Take a Scenic Drive

One of the best ways to experience Idaho’s natural beauty is with a drive on one of the state’s 31 scenic byways. Wind through mountain passes, dense forests, high deserts, and past rushing rivers and sparkling lakes as you experience some of the same scenery encountered by Lewis and Clark and droves of pioneers. Pro tip: May through mid-June is the best time to catch the abundance of colorful wildflowers that take over the state’s valleys, meadows and mountainsides.

Camp in a Sky-High Lookout Tower

For a truly rustic experience offering fantastic 360-degree views above the tree line, consider camping in one of Idaho’s fire lookout towers. Set atop mountains or other high vantage points, there are nearly a dozen towers that can be reserved July through September at recreation.gov, including Arid Peak, Bald Mountain and Castle Butte. Lookouts typically have sleeping spaces for a few people and a propane stove, so campers must pack in all other supplies and comforts, including sleeping bags and drinking water. Others are available as vacation rentals.

Hike Among Idaho’s Giant Trees

Idaho is home to multiple groves of thousand-year-old cedar trees well over 100 feet tall and ranging 5 to 20 feet in diameter. Situated among streams and waterfalls and accessible via maintained trails, Hobo Cedar Grove, Settlers Grove, Roosevelt Grove of Ancient Cedars and the Giant Red Cedar National Recreational Trail make for great hiking and picnic day trips or a place to simply enjoy some tranquility in nature.

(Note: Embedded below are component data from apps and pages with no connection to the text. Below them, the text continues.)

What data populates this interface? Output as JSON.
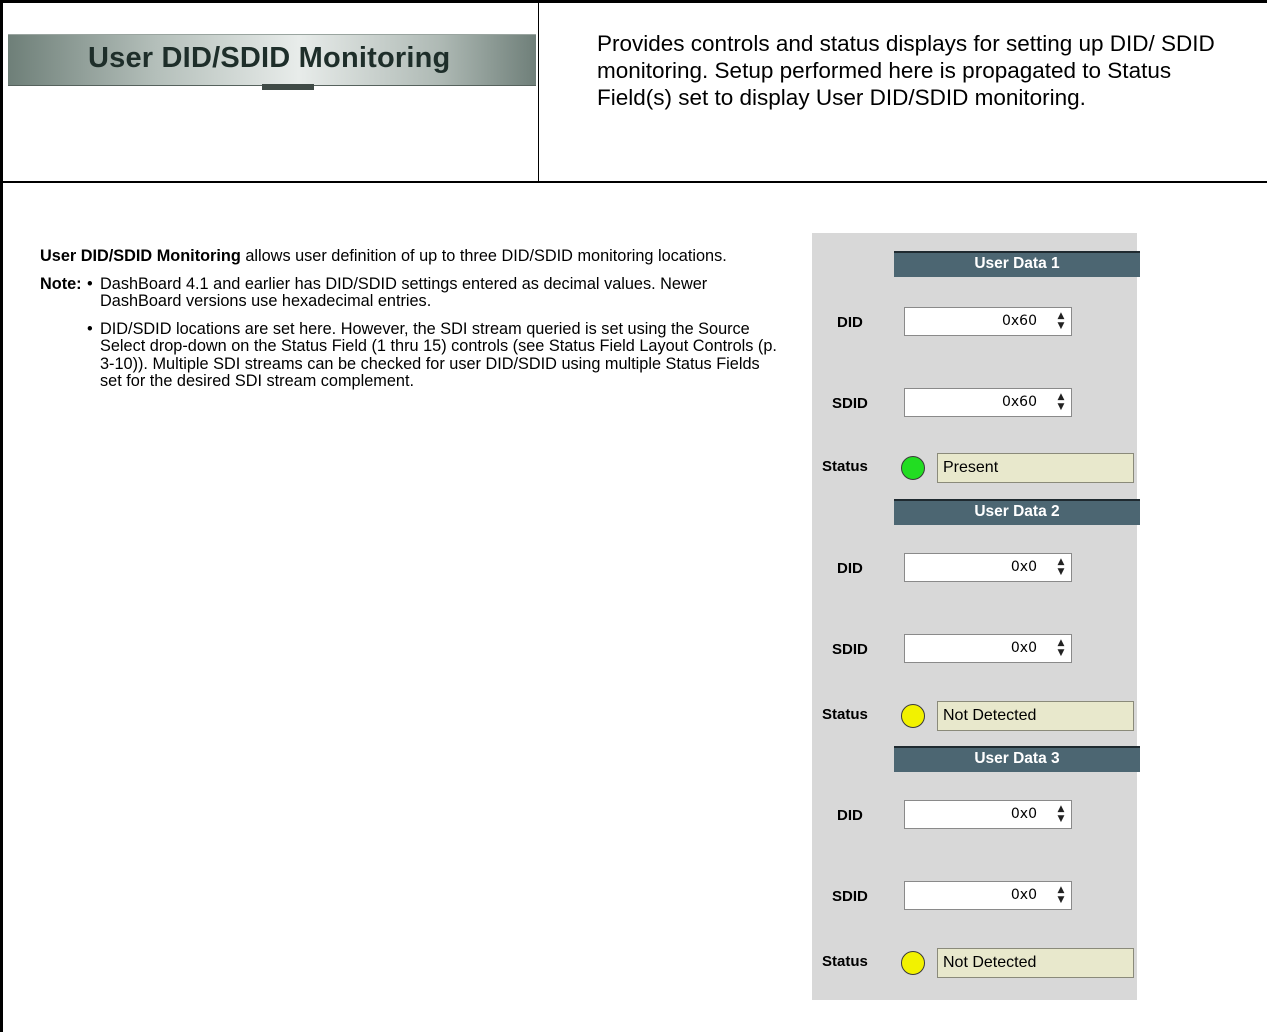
{
  "title": "User DID/SDID Monitoring",
  "description": "Provides controls and status displays for setting up DID/ SDID monitoring. Setup performed here is propagated to Status Field(s) set to display User DID/SDID monitoring.",
  "intro": {
    "bold": "User DID/SDID Monitoring",
    "rest": " allows user definition of up to three DID/SDID monitoring locations."
  },
  "note": {
    "label": "Note:",
    "bullet_char": "•",
    "bullets": [
      "DashBoard 4.1 and earlier has DID/SDID settings entered as decimal values. Newer DashBoard versions use hexadecimal entries.",
      "DID/SDID locations are set here. However, the SDI stream queried is set using the Source Select drop-down on the Status Field (1 thru 15) controls (see Status Field Layout Controls (p. 3-10)). Multiple SDI streams can be checked for user DID/SDID using multiple Status Fields set for the desired SDI stream complement."
    ]
  },
  "panel": {
    "labels": {
      "did": "DID",
      "sdid": "SDID",
      "status": "Status"
    },
    "spinner": {
      "up": "▲",
      "down": "▼"
    },
    "groups": [
      {
        "header": "User Data 1",
        "did": "0x60",
        "sdid": "0x60",
        "status": "Present",
        "led_color": "#22dd22"
      },
      {
        "header": "User Data 2",
        "did": "0x0",
        "sdid": "0x0",
        "status": "Not Detected",
        "led_color": "#f2f200"
      },
      {
        "header": "User Data 3",
        "did": "0x0",
        "sdid": "0x0",
        "status": "Not Detected",
        "led_color": "#f2f200"
      }
    ]
  }
}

Resolution 4: Spend Less & Save More Money

Riding over a trestle bridge on the Route of the Hiawatha
Riding over a trestle bridge on the Route of the Hiawatha. Photo Credit: Idaho Tourism

Visit Idaho’s Amazing Waterfalls

Idaho is home to 63 named waterfalls. Plunging 212 feet into the Snake River, Shoshone Falls is one of Idaho’s most iconic natural landmarks and is considered the “The Niagara of the West.” Other must-see falls include Mesa Falls and Fall Creek Falls.

Bike Through Tunnels & Over Trestles

The Route of the Hiawatha in the Bitterroot Mountains of northern Idaho is considered the crown jewel of rail-to-trail rides in the U.S. and is an experience suited for all ages and abilities. You can rent a bike or bring your own for this 15-mile downhill ride that takes you through eight decommissioned railroad tunnels and across seven ski-high trestles with breathtaking views.

Discover Idaho’s History

Learn about Idaho’s natural, cultural and military past at one of over 100 affordable museums and historic sites around the state. From Native American artifacts, the Lewis and Clark Expedition and the Idaho Gold Rush to World War II fighter planes and how the french fry came to be, you’ll encounter historic towns, interpretive sites and interactive exhibits that put the Gem State’s deep-rooted history on full display.

For more ways to find adventure in the new year, check out the Official Idaho Travel Guide.

Updated on December 14, 2022
Published on January 17, 2020